The road to teaching..

reading time 3 minutes 30s

I absolutely hated school…

One of the wonderful things about the teaching profession, is that there are so many different ways to approach it and to work in it, and there are so many interesting stories of how different people with different backgrounds and experiences came to be educators. For me, it has been a slow and slightly winding road to realising that I want to be a teacher and to deciding that I wanted to apply.

As a student at secondary school in the south west of England, I absolutely hated school and almost everything about it. It was difficult for me to answer the question in my School Direct interviews about ‘a teacher who inspired me when I was young‘, because I honestly can’t think of one. While I had teachers who were kind and supportive and whom I liked, I didn’t come into contact with many who seemed to have a genuine love of their subject.

I always felt at home and more relaxed in Art, more challenged and excited in Science, but the English classrooms were never “home” to me. I always had at least one book in my bag that I was reading for pleasure and could be regularly found annoying the librarian by requesting more books. The only inspiring English teacher that I’ve ever had was my mum.

My mum very clearly loved her job, teaching secondary English at several comprehensives around Weston-super-Mare, she was always very open about how difficult teaching is and how much she gave to her profession. She would give me reading lists and push my reading further and when she saw that I loved Jane Eyre when I was 13 she made sure to give me Wide Sargasso Sea so that I could see both sides of the story.

When my GCSE English teacher didn’t read Romeo and Juliet with us, my mum gave me a copy and showed me the Zeffirelli film to compare with the Luhrmann version.
Thanks to her, I read English Literature at University, but I wanted to experience a world outside education and so after my Master’s degree in Art History, I chose to work in museums and art galleries.

Ostensibly always searching for curating jobs, the experiences I most enjoyed were those involved in art education. I loved to ask children their opinions and ideas of art works and to hear their unique responses and viewpoints, sometimes funny, sometimes poignant, but always given without the sense of self-consciousness that somehow develops in adults when they are asked their opinion on art.

I loved to talk to adults about this and to try to give them the opportunity talk more openly about their ideas and understanding. When it came to art – it’s always been my belief that this is where real discussion and dialogue comes from. While this aspect of my job was wonderful, I found it harder to accept the more corporate side and wanting to travel, I decided that teaching English as a Foreign Language (EFL) abroad would be a good combination.

I never expected for this to be the next adventure in my life..

My time teaching English in Japan was an incredibly eye-opening and rewarding experience; sometimes it was amazing, sometimes it was difficult, but I loved that I was constantly learning. I knew that I would love traveling and that I would learn a lot from it, but I was shocked to discover that what I loved the most was teaching and the people that I learned the most from, were my students. I can talk for a very, very long time about how wonderful my students were and how privileged I felt to have been able to be a small part of their lives for 3 years.

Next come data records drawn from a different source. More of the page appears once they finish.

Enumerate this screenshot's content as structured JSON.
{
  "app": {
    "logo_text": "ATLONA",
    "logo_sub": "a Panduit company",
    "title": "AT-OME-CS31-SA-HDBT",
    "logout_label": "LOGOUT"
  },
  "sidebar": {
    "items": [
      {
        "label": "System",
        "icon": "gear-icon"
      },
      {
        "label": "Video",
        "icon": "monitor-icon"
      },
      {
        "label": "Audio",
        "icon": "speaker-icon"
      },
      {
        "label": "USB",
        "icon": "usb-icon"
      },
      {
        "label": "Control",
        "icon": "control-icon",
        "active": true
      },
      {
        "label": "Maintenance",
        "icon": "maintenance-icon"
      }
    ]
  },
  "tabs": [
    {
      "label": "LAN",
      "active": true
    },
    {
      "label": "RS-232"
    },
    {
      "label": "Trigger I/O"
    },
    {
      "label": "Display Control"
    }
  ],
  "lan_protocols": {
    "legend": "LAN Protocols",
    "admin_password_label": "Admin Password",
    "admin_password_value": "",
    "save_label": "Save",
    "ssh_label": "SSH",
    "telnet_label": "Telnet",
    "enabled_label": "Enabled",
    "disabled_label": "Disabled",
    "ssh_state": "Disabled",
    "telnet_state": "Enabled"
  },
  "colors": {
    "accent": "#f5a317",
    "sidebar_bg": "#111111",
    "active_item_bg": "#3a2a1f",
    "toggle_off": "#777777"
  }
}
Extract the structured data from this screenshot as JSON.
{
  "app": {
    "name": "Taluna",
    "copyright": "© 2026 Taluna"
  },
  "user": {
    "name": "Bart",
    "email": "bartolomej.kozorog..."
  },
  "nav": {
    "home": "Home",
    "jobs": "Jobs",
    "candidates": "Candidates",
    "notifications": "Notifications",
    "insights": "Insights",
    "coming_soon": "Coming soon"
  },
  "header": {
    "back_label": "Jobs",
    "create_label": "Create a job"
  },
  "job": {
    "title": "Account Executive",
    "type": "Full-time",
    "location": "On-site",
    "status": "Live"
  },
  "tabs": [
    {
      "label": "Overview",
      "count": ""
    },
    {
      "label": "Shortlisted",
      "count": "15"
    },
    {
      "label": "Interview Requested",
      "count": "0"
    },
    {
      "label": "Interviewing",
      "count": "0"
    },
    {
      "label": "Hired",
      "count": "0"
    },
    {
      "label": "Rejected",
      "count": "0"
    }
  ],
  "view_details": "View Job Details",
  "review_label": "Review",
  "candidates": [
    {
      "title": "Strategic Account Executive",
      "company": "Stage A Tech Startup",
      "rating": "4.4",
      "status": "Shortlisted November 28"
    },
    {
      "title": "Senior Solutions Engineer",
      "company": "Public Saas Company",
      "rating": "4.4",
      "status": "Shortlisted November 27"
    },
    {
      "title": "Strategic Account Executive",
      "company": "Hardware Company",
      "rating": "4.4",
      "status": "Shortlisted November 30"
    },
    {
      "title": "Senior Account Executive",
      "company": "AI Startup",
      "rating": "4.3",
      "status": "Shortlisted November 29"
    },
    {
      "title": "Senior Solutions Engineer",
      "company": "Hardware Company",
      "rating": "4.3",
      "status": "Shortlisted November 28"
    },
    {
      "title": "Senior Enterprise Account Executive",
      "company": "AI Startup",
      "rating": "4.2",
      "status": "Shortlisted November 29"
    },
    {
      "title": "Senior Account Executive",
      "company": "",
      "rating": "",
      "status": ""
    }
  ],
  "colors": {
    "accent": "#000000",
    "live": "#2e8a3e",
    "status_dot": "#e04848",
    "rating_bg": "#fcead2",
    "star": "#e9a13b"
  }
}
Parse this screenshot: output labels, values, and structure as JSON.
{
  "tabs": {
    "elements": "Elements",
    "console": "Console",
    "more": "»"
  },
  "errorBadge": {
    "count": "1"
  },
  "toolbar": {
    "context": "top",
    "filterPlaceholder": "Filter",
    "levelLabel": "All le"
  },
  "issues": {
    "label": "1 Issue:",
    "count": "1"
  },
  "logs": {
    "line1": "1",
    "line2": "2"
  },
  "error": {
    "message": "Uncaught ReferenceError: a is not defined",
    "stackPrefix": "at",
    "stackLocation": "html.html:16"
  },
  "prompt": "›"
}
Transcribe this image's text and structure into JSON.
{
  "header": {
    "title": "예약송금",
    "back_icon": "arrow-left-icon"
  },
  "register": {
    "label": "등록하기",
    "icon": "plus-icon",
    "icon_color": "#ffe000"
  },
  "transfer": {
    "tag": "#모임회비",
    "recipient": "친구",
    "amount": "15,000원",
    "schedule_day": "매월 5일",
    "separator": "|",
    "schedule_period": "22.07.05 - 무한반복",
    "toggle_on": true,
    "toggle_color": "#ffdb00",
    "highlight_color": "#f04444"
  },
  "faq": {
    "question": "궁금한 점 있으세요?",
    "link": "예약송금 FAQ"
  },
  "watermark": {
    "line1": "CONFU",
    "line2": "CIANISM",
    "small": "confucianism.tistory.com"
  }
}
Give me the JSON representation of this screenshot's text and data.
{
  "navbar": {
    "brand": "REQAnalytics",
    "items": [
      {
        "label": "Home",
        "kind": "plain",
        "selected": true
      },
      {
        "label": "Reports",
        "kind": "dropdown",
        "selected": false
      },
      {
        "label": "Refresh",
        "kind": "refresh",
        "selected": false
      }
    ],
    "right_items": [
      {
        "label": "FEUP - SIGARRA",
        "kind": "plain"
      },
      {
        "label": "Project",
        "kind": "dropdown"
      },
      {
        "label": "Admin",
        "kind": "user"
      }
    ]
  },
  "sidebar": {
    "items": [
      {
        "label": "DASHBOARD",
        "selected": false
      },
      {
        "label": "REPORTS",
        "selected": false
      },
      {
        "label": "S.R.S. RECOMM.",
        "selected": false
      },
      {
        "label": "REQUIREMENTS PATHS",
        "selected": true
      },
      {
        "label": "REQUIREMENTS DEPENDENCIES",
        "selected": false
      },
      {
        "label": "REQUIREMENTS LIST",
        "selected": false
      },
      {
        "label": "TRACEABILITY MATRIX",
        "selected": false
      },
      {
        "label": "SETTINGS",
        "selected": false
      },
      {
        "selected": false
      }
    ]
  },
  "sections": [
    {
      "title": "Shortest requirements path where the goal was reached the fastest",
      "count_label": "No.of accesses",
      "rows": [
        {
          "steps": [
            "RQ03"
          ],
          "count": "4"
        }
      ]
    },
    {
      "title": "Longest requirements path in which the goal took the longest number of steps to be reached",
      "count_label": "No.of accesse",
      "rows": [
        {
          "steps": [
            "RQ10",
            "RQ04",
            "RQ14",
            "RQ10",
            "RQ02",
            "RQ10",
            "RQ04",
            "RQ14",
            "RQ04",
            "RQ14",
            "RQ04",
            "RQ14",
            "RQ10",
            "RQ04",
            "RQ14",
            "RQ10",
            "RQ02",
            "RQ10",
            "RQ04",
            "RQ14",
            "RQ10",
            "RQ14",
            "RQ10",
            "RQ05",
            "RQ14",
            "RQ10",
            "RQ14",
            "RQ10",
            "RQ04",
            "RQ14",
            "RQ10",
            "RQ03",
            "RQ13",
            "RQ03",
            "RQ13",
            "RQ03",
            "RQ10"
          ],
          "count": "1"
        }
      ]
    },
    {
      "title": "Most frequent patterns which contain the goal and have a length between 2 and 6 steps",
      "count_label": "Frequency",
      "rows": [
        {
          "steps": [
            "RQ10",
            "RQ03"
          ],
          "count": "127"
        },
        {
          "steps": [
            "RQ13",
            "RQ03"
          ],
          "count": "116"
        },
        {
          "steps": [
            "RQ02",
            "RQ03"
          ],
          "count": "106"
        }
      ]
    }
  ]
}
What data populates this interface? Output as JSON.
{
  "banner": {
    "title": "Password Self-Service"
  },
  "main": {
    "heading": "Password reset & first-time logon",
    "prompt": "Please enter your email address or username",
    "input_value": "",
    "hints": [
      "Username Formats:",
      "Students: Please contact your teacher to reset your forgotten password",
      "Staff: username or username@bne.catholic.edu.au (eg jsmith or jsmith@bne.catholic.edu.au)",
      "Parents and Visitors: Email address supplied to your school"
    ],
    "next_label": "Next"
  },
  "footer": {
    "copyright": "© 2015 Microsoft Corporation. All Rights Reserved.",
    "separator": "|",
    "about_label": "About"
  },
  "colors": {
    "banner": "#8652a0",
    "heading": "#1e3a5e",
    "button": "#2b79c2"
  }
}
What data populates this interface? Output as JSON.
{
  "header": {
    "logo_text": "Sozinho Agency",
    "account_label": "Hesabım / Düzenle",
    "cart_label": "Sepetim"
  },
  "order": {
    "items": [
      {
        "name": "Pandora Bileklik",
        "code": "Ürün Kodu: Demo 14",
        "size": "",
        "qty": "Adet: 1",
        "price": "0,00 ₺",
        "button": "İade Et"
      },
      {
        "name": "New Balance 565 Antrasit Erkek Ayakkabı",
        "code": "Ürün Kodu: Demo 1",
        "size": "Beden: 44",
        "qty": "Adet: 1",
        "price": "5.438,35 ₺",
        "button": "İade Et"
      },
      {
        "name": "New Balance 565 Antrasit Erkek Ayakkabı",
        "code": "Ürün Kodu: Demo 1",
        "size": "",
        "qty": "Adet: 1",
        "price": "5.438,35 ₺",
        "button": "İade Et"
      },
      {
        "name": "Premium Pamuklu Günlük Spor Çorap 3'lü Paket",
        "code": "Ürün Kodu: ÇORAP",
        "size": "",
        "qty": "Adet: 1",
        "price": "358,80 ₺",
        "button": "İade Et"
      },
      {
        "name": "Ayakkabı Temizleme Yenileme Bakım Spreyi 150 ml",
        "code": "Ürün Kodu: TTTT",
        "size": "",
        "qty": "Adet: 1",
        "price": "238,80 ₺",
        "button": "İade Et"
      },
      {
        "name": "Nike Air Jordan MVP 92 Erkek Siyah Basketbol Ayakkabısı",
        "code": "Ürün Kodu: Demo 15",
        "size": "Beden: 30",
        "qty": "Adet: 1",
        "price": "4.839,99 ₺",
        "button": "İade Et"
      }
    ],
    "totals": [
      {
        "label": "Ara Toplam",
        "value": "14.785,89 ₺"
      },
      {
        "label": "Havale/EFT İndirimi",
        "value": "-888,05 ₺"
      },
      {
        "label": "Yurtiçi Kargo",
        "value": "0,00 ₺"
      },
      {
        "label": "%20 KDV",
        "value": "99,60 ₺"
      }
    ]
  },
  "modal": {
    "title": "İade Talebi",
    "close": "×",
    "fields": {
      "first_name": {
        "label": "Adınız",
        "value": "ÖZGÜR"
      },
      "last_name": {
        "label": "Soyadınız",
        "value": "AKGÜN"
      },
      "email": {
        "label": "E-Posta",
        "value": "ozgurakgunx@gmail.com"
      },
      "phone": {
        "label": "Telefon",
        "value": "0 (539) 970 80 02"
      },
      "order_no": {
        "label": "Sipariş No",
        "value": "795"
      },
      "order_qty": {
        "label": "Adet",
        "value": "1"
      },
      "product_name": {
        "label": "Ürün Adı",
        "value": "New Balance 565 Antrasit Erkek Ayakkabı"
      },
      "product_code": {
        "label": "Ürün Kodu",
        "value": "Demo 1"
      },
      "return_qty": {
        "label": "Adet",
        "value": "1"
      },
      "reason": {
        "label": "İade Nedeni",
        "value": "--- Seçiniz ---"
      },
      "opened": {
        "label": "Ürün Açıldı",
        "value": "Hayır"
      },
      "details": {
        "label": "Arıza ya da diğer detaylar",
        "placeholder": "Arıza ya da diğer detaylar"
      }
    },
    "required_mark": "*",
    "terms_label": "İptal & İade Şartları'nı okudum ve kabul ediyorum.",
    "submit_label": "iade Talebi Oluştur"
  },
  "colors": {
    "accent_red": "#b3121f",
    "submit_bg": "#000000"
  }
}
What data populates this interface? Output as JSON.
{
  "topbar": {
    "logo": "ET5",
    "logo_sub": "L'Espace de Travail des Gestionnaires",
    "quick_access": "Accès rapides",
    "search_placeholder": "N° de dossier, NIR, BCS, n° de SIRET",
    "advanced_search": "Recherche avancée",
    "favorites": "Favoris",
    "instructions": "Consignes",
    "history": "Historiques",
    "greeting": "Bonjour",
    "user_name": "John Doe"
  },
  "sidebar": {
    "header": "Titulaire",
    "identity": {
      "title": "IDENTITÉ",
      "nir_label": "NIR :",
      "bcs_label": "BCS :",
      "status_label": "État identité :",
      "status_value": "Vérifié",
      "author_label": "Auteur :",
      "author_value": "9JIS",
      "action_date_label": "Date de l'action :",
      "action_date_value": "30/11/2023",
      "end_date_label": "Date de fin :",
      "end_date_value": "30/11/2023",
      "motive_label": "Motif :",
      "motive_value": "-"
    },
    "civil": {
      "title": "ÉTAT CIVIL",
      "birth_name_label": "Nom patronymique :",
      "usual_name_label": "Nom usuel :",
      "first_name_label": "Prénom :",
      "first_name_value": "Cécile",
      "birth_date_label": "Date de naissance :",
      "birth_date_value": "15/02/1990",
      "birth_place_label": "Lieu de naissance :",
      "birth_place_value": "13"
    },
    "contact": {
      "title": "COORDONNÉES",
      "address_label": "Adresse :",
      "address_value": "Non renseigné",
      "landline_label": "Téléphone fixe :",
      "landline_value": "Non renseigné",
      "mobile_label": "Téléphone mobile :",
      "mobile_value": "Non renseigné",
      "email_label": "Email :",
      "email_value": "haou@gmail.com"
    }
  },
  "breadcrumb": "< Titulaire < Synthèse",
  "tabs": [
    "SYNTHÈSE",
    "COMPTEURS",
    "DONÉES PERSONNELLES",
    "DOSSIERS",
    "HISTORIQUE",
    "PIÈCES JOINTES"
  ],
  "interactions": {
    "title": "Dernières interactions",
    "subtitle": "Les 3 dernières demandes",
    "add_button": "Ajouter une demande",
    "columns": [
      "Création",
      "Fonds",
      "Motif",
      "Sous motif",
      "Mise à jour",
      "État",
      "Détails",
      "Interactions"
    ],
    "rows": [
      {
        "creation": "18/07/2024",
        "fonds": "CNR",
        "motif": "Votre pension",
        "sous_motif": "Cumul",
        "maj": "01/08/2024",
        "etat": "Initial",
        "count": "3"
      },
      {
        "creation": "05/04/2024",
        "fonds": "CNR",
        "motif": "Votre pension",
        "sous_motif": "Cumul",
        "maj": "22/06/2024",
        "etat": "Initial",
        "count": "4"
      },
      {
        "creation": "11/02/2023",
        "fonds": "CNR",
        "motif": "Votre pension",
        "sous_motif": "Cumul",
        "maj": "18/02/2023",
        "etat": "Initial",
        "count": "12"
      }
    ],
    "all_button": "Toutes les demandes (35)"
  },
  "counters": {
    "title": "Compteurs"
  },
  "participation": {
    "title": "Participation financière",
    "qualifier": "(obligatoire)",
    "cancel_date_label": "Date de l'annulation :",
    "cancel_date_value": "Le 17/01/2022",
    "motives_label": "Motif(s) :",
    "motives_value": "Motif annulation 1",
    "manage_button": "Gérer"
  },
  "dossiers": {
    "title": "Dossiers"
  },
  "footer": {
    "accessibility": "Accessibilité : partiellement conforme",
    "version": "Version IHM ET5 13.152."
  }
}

I can honestly say that they were amazing people and just being around them gave me such great hope for the future.

I never expected for this to be the next adventure in my life. I am so excited to start my ITT in September and to get back in the classroom. I now know that it’s the one place I want to be.

Sophie Midgley, trainee teacher, English